Start of Block

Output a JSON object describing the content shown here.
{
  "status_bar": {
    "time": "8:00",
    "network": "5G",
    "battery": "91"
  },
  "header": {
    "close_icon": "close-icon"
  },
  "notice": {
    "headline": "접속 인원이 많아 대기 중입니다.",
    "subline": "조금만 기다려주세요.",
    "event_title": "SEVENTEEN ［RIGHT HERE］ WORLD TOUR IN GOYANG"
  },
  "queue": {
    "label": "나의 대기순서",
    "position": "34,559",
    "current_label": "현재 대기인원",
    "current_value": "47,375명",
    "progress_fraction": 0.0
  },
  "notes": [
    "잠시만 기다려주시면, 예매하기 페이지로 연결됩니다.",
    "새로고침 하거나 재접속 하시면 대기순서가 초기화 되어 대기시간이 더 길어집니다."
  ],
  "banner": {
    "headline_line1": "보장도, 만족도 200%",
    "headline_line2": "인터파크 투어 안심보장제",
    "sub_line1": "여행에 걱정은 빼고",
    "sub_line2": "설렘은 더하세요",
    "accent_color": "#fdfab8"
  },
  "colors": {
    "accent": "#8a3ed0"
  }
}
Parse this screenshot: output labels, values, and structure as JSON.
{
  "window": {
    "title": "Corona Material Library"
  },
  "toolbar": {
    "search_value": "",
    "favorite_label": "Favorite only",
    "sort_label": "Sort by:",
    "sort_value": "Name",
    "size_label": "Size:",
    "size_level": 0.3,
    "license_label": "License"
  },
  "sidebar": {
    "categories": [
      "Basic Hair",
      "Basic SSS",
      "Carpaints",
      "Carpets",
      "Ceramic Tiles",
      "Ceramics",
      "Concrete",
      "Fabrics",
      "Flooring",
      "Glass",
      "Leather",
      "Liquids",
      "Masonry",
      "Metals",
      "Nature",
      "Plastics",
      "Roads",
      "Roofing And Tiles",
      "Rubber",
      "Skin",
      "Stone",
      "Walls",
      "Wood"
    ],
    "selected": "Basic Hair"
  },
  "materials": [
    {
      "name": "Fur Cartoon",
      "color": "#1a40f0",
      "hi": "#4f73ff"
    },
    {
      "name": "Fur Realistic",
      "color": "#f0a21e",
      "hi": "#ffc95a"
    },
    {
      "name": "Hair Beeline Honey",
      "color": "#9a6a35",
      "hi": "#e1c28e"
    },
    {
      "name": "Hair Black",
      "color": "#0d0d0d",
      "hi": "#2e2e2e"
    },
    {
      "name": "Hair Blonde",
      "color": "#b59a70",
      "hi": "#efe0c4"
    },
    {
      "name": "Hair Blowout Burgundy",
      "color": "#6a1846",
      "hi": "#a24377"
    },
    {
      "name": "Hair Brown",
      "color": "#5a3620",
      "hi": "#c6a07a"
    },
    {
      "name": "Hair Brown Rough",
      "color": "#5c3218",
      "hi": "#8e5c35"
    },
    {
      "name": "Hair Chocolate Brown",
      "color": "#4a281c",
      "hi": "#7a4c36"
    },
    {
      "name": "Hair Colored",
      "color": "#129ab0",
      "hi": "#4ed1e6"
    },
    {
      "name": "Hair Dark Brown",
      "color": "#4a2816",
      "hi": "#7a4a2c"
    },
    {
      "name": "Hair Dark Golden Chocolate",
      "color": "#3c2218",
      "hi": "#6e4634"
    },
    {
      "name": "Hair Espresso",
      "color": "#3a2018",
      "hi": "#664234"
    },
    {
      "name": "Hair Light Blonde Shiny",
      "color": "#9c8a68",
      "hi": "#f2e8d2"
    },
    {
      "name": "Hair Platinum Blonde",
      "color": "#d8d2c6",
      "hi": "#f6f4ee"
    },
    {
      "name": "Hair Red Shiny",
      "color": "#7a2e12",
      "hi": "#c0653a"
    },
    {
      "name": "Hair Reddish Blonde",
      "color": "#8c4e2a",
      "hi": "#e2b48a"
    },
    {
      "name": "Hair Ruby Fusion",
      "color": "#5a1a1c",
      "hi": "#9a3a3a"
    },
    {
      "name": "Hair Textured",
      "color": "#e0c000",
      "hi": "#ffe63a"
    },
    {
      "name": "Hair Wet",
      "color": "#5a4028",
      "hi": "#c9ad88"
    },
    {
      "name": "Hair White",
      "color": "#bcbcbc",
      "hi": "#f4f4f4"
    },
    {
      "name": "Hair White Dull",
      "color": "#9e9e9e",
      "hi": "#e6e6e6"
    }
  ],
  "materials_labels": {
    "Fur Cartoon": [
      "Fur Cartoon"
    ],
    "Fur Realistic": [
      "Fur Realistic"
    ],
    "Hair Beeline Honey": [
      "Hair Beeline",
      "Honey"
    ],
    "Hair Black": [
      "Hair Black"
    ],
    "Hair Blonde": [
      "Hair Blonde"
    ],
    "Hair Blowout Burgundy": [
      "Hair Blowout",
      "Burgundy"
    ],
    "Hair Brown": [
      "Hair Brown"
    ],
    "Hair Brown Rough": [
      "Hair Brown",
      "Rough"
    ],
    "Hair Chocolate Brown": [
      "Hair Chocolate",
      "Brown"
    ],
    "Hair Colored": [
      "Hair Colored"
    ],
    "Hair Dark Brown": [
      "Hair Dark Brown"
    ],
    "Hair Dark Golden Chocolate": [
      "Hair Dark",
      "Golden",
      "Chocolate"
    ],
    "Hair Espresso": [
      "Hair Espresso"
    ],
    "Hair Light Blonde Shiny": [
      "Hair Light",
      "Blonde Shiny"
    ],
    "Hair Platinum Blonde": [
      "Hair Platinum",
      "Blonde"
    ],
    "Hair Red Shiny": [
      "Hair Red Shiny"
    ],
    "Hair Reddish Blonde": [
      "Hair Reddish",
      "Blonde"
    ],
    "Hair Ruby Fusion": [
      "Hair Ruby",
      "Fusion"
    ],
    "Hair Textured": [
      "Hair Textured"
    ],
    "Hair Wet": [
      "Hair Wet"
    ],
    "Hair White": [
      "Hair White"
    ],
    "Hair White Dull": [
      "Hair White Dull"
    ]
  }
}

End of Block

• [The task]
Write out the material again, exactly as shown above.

• [Exercise solution]
Output a JSON object describing the content shown here.
{
  "status_bar": {
    "time": "8:00",
    "network": "5G",
    "battery": "91"
  },
  "header": {
    "close_icon": "close-icon"
  },
  "notice": {
    "headline": "접속 인원이 많아 대기 중입니다.",
    "subline": "조금만 기다려주세요.",
    "event_title": "SEVENTEEN ［RIGHT HERE］ WORLD TOUR IN GOYANG"
  },
  "queue": {
    "label": "나의 대기순서",
    "position": "34,559",
    "current_label": "현재 대기인원",
    "current_value": "47,375명",
    "progress_fraction": 0.0
  },
  "notes": [
    "잠시만 기다려주시면, 예매하기 페이지로 연결됩니다.",
    "새로고침 하거나 재접속 하시면 대기순서가 초기화 되어 대기시간이 더 길어집니다."
  ],
  "banner": {
    "headline_line1": "보장도, 만족도 200%",
    "headline_line2": "인터파크 투어 안심보장제",
    "sub_line1": "여행에 걱정은 빼고",
    "sub_line2": "설렘은 더하세요",
    "accent_color": "#fdfab8"
  },
  "colors": {
    "accent": "#8a3ed0"
  }
}
Parse this screenshot: output labels, values, and structure as JSON.
{
  "window": {
    "title": "Corona Material Library"
  },
  "toolbar": {
    "search_value": "",
    "favorite_label": "Favorite only",
    "sort_label": "Sort by:",
    "sort_value": "Name",
    "size_label": "Size:",
    "size_level": 0.3,
    "license_label": "License"
  },
  "sidebar": {
    "categories": [
      "Basic Hair",
      "Basic SSS",
      "Carpaints",
      "Carpets",
      "Ceramic Tiles",
      "Ceramics",
      "Concrete",
      "Fabrics",
      "Flooring",
      "Glass",
      "Leather",
      "Liquids",
      "Masonry",
      "Metals",
      "Nature",
      "Plastics",
      "Roads",
      "Roofing And Tiles",
      "Rubber",
      "Skin",
      "Stone",
      "Walls",
      "Wood"
    ],
    "selected": "Basic Hair"
  },
  "materials": [
    {
      "name": "Fur Cartoon",
      "color": "#1a40f0",
      "hi": "#4f73ff"
    },
    {
      "name": "Fur Realistic",
      "color": "#f0a21e",
      "hi": "#ffc95a"
    },
    {
      "name": "Hair Beeline Honey",
      "color": "#9a6a35",
      "hi": "#e1c28e"
    },
    {
      "name": "Hair Black",
      "color": "#0d0d0d",
      "hi": "#2e2e2e"
    },
    {
      "name": "Hair Blonde",
      "color": "#b59a70",
      "hi": "#efe0c4"
    },
    {
      "name": "Hair Blowout Burgundy",
      "color": "#6a1846",
      "hi": "#a24377"
    },
    {
      "name": "Hair Brown",
      "color": "#5a3620",
      "hi": "#c6a07a"
    },
    {
      "name": "Hair Brown Rough",
      "color": "#5c3218",
      "hi": "#8e5c35"
    },
    {
      "name": "Hair Chocolate Brown",
      "color": "#4a281c",
      "hi": "#7a4c36"
    },
    {
      "name": "Hair Colored",
      "color": "#129ab0",
      "hi": "#4ed1e6"
    },
    {
      "name": "Hair Dark Brown",
      "color": "#4a2816",
      "hi": "#7a4a2c"
    },
    {
      "name": "Hair Dark Golden Chocolate",
      "color": "#3c2218",
      "hi": "#6e4634"
    },
    {
      "name": "Hair Espresso",
      "color": "#3a2018",
      "hi": "#664234"
    },
    {
      "name": "Hair Light Blonde Shiny",
      "color": "#9c8a68",
      "hi": "#f2e8d2"
    },
    {
      "name": "Hair Platinum Blonde",
      "color": "#d8d2c6",
      "hi": "#f6f4ee"
    },
    {
      "name": "Hair Red Shiny",
      "color": "#7a2e12",
      "hi": "#c0653a"
    },
    {
      "name": "Hair Reddish Blonde",
      "color": "#8c4e2a",
      "hi": "#e2b48a"
    },
    {
      "name": "Hair Ruby Fusion",
      "color": "#5a1a1c",
      "hi": "#9a3a3a"
    },
    {
      "name": "Hair Textured",
      "color": "#e0c000",
      "hi": "#ffe63a"
    },
    {
      "name": "Hair Wet",
      "color": "#5a4028",
      "hi": "#c9ad88"
    },
    {
      "name": "Hair White",
      "color": "#bcbcbc",
      "hi": "#f4f4f4"
    },
    {
      "name": "Hair White Dull",
      "color": "#9e9e9e",
      "hi": "#e6e6e6"
    }
  ],
  "materials_labels": {
    "Fur Cartoon": [
      "Fur Cartoon"
    ],
    "Fur Realistic": [
      "Fur Realistic"
    ],
    "Hair Beeline Honey": [
      "Hair Beeline",
      "Honey"
    ],
    "Hair Black": [
      "Hair Black"
    ],
    "Hair Blonde": [
      "Hair Blonde"
    ],
    "Hair Blowout Burgundy": [
      "Hair Blowout",
      "Burgundy"
    ],
    "Hair Brown": [
      "Hair Brown"
    ],
    "Hair Brown Rough": [
      "Hair Brown",
      "Rough"
    ],
    "Hair Chocolate Brown": [
      "Hair Chocolate",
      "Brown"
    ],
    "Hair Colored": [
      "Hair Colored"
    ],
    "Hair Dark Brown": [
      "Hair Dark Brown"
    ],
    "Hair Dark Golden Chocolate": [
      "Hair Dark",
      "Golden",
      "Chocolate"
    ],
    "Hair Espresso": [
      "Hair Espresso"
    ],
    "Hair Light Blonde Shiny": [
      "Hair Light",
      "Blonde Shiny"
    ],
    "Hair Platinum Blonde": [
      "Hair Platinum",
      "Blonde"
    ],
    "Hair Red Shiny": [
      "Hair Red Shiny"
    ],
    "Hair Reddish Blonde": [
      "Hair Reddish",
      "Blonde"
    ],
    "Hair Ruby Fusion": [
      "Hair Ruby",
      "Fusion"
    ],
    "Hair Textured": [
      "Hair Textured"
    ],
    "Hair Wet": [
      "Hair Wet"
    ],
    "Hair White": [
      "Hair White"
    ],
    "Hair White Dull": [
      "Hair White Dull"
    ]
  }
}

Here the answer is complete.